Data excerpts
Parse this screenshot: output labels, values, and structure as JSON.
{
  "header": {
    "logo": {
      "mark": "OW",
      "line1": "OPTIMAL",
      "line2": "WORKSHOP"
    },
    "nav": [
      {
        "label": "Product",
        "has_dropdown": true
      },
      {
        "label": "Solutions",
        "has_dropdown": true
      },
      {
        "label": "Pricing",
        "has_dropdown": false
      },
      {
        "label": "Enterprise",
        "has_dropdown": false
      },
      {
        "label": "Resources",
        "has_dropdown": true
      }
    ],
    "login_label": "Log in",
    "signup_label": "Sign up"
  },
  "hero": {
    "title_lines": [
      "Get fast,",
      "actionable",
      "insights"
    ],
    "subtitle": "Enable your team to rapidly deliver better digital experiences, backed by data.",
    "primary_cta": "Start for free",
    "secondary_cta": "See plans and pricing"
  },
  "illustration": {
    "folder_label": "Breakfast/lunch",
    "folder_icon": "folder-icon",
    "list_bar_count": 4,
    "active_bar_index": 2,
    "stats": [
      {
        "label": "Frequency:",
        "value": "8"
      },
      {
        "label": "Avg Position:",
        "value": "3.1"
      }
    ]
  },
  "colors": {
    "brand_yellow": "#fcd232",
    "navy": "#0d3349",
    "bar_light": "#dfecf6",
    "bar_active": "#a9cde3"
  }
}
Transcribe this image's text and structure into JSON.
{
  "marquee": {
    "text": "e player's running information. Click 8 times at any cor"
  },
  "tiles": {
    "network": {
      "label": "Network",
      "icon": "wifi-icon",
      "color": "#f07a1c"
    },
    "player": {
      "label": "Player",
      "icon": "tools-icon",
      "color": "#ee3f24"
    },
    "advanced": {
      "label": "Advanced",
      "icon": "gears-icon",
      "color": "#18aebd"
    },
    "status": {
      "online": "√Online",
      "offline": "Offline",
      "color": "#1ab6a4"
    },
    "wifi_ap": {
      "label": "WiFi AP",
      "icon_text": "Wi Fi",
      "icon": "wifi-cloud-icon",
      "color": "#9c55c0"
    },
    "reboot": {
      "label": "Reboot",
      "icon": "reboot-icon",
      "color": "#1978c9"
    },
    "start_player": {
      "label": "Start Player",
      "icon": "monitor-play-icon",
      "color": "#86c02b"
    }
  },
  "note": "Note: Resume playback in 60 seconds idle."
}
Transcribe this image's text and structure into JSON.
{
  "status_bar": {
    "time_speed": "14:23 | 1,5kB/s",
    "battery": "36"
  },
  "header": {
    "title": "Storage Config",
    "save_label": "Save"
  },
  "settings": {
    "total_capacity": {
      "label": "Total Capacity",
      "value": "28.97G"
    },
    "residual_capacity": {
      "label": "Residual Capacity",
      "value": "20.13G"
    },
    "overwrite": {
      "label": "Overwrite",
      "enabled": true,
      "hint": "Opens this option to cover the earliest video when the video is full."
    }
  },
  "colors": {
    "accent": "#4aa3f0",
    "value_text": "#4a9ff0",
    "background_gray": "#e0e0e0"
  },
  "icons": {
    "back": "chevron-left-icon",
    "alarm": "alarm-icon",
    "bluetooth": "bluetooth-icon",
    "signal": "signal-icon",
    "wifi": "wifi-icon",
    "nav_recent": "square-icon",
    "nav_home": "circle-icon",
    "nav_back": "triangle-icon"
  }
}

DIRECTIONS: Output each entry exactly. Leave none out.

TASK ANSWER:
Parse this screenshot: output labels, values, and structure as JSON.
{
  "header": {
    "logo": {
      "mark": "OW",
      "line1": "OPTIMAL",
      "line2": "WORKSHOP"
    },
    "nav": [
      {
        "label": "Product",
        "has_dropdown": true
      },
      {
        "label": "Solutions",
        "has_dropdown": true
      },
      {
        "label": "Pricing",
        "has_dropdown": false
      },
      {
        "label": "Enterprise",
        "has_dropdown": false
      },
      {
        "label": "Resources",
        "has_dropdown": true
      }
    ],
    "login_label": "Log in",
    "signup_label": "Sign up"
  },
  "hero": {
    "title_lines": [
      "Get fast,",
      "actionable",
      "insights"
    ],
    "subtitle": "Enable your team to rapidly deliver better digital experiences, backed by data.",
    "primary_cta": "Start for free",
    "secondary_cta": "See plans and pricing"
  },
  "illustration": {
    "folder_label": "Breakfast/lunch",
    "folder_icon": "folder-icon",
    "list_bar_count": 4,
    "active_bar_index": 2,
    "stats": [
      {
        "label": "Frequency:",
        "value": "8"
      },
      {
        "label": "Avg Position:",
        "value": "3.1"
      }
    ]
  },
  "colors": {
    "brand_yellow": "#fcd232",
    "navy": "#0d3349",
    "bar_light": "#dfecf6",
    "bar_active": "#a9cde3"
  }
}
Transcribe this image's text and structure into JSON.
{
  "marquee": {
    "text": "e player's running information. Click 8 times at any cor"
  },
  "tiles": {
    "network": {
      "label": "Network",
      "icon": "wifi-icon",
      "color": "#f07a1c"
    },
    "player": {
      "label": "Player",
      "icon": "tools-icon",
      "color": "#ee3f24"
    },
    "advanced": {
      "label": "Advanced",
      "icon": "gears-icon",
      "color": "#18aebd"
    },
    "status": {
      "online": "√Online",
      "offline": "Offline",
      "color": "#1ab6a4"
    },
    "wifi_ap": {
      "label": "WiFi AP",
      "icon_text": "Wi Fi",
      "icon": "wifi-cloud-icon",
      "color": "#9c55c0"
    },
    "reboot": {
      "label": "Reboot",
      "icon": "reboot-icon",
      "color": "#1978c9"
    },
    "start_player": {
      "label": "Start Player",
      "icon": "monitor-play-icon",
      "color": "#86c02b"
    }
  },
  "note": "Note: Resume playback in 60 seconds idle."
}
Transcribe this image's text and structure into JSON.
{
  "status_bar": {
    "time_speed": "14:23 | 1,5kB/s",
    "battery": "36"
  },
  "header": {
    "title": "Storage Config",
    "save_label": "Save"
  },
  "settings": {
    "total_capacity": {
      "label": "Total Capacity",
      "value": "28.97G"
    },
    "residual_capacity": {
      "label": "Residual Capacity",
      "value": "20.13G"
    },
    "overwrite": {
      "label": "Overwrite",
      "enabled": true,
      "hint": "Opens this option to cover the earliest video when the video is full."
    }
  },
  "colors": {
    "accent": "#4aa3f0",
    "value_text": "#4a9ff0",
    "background_gray": "#e0e0e0"
  },
  "icons": {
    "back": "chevron-left-icon",
    "alarm": "alarm-icon",
    "bluetooth": "bluetooth-icon",
    "signal": "signal-icon",
    "wifi": "wifi-icon",
    "nav_recent": "square-icon",
    "nav_home": "circle-icon",
    "nav_back": "triangle-icon"
  }
}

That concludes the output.